One of the main medical consequences of surviving a 1,000 foot fall into water is the likelihood of sustaining impact injuries. When a person hits the water surface from such a great height, the force of impact can cause significant damage to the body.
Broken bones, internal bleeding, and organ damage are just some of the injuries that can occur. The severity of these injuries will depend on various factors, such as the angle of impact and the position of the body upon entry into the water.
Another medical consequence to consider is the rapid deceleration experienced during the fall. When a person falls from a great height and enters the water, their body undergoes a sudden decrease in velocity.
This rapid deceleration can put immense strain on the body, particularly on the neck, spine, and internal organs. Whiplash-like injuries, spinal fractures, and concussions are common in survivors of high falls into water.
Surviving a 1,000 foot fall into water also presents a significant risk of hypothermia. Even if the water temperature is not extremely cold, the body can rapidly lose heat due to prolonged exposure. Hypothermia occurs when the body’s core temperature drops below normal levels, leading to symptoms such as shivering, confusion, and loss of consciousness.
It is crucial for survivors to be rescued and receive immediate medical attention to prevent further complications from hypothermia.
It is important to note that surviving a 1,000 foot fall into water is extremely rare and should not be attempted. This article is meant to provide information on the medical consequences that could occur in such a scenario.
If you or someone you know is in danger, please seek immediate professional help or call emergency services.

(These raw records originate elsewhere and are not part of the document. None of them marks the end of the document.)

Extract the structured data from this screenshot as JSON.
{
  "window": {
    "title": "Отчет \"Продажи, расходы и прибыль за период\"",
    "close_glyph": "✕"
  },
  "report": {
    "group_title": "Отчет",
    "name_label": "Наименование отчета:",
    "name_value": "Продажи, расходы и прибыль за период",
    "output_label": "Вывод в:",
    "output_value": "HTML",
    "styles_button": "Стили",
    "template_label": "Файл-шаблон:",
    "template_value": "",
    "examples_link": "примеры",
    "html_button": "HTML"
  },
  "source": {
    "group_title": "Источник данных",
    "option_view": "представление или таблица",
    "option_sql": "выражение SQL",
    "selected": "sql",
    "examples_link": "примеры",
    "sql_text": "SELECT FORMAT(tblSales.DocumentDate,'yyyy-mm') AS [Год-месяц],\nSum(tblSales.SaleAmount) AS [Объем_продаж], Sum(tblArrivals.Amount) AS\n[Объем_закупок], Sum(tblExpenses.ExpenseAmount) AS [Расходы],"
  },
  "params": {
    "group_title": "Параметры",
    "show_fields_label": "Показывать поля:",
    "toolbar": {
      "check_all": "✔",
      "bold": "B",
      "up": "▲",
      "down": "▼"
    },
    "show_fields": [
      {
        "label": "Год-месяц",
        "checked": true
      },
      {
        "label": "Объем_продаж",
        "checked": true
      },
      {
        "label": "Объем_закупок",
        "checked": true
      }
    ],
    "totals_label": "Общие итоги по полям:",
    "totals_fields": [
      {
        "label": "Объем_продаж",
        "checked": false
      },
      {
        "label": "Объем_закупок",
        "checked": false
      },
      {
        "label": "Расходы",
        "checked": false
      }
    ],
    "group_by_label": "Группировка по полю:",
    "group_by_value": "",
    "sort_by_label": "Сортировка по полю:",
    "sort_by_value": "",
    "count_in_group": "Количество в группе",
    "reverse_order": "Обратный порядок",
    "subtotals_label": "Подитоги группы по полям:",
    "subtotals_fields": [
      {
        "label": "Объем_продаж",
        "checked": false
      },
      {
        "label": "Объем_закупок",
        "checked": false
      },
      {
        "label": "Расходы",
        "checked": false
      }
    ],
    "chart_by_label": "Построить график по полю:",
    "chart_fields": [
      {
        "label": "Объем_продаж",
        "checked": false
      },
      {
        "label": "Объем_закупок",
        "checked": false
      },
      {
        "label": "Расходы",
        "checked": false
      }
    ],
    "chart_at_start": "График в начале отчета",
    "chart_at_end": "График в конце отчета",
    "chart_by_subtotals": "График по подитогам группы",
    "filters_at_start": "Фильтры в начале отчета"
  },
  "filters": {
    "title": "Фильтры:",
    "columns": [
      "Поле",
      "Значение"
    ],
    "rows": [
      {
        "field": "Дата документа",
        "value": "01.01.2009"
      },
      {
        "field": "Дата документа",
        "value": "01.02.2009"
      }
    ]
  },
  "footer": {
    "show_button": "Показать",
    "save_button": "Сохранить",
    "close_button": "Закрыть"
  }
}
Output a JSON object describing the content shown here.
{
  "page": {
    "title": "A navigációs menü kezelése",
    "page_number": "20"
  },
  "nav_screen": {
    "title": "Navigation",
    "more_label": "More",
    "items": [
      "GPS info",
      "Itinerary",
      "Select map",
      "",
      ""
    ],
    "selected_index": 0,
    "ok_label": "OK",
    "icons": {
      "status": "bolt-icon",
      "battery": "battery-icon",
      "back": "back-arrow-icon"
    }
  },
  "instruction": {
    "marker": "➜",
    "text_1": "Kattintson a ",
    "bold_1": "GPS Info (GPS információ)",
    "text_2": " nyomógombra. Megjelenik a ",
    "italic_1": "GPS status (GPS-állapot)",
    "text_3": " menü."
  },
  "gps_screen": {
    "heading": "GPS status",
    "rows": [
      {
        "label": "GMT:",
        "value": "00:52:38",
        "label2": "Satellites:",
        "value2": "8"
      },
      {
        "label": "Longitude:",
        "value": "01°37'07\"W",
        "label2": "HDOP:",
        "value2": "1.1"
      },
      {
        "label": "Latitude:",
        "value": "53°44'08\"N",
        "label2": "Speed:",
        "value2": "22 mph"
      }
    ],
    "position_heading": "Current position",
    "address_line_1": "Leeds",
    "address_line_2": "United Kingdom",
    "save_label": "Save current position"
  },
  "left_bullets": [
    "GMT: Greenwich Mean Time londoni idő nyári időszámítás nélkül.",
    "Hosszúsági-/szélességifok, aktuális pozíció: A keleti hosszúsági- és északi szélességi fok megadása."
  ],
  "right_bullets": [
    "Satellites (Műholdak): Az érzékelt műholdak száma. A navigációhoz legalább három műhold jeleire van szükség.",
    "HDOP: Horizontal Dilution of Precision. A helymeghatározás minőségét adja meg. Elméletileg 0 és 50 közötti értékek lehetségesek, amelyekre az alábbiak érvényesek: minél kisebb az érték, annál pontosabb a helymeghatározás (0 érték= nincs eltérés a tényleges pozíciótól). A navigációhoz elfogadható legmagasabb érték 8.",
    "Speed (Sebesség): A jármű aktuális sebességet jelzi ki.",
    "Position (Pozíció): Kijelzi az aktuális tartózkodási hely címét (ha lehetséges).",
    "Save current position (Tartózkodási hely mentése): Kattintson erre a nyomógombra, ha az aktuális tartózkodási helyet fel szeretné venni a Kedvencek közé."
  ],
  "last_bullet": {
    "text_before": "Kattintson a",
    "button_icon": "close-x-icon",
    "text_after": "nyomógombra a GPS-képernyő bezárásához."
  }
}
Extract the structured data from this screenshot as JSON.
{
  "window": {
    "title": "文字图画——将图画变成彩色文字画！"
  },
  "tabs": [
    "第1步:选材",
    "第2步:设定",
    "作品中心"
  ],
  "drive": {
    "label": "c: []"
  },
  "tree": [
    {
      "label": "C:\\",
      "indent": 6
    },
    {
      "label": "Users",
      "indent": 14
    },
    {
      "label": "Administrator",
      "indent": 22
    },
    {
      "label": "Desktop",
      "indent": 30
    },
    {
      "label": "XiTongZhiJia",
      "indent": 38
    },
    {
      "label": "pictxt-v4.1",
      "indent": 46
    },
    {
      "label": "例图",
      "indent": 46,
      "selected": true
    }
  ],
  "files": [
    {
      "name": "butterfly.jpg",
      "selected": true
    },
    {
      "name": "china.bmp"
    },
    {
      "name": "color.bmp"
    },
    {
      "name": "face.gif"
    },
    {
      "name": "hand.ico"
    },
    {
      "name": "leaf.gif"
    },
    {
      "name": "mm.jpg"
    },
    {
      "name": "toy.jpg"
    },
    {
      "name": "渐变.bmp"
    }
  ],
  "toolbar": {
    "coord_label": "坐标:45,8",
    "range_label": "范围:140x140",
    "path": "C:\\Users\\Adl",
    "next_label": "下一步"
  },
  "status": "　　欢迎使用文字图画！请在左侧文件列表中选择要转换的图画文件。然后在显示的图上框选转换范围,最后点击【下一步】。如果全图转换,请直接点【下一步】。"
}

Real-World Survival Stories
Vesna Vulović – Jat Flight 367
One of the most remarkable real-world survival stories involves Vesna Vulović, a flight attendant for JAT Yugoslav Airlines. In 1972, Vulović was on board JAT Flight 367 when it was bombed by a terrorist group. The plane broke apart at 33,330 feet, and Vulović was sucked out of the aircraft.
Miraculously, she survived the fall into a snowy mountainside. Despite suffering multiple fractures and severe injuries, Vulović managed to survive for several hours until rescuers found her. Her incredible survival story has fascinated people around the world and serves as a testament to the resilience of the human spirit.
Teen Bridge Jumpers
Another real-world survival story involves teenagers who have jumped off bridges into water. While this activity is extremely dangerous and not recommended, there have been cases where individuals have survived falls from significant heights.
In one instance, a teenager jumped off a bridge into a river and managed to survive with only minor injuries. This remarkable feat is a testament to the human body’s ability to withstand impact and the importance of having proper technique and understanding of the environment.
While sustaining life after a 1,000 foot free fall into water is highly improbable, a small number of individuals have managed to beat the odds under very specific circumstances. Understanding the immense physics involved, how to optimize unlikely survival, as well as stories of past miracles allows us to fully analyze if and how one could hope to endure this extreme plunge.
In the end, rapidly evolving science and medicine continues to push and redefine the limits of human survival – but without highly orchestrated precautions or plain luck, a thousand foot fall remains almost certainly unsurvivable for the average person.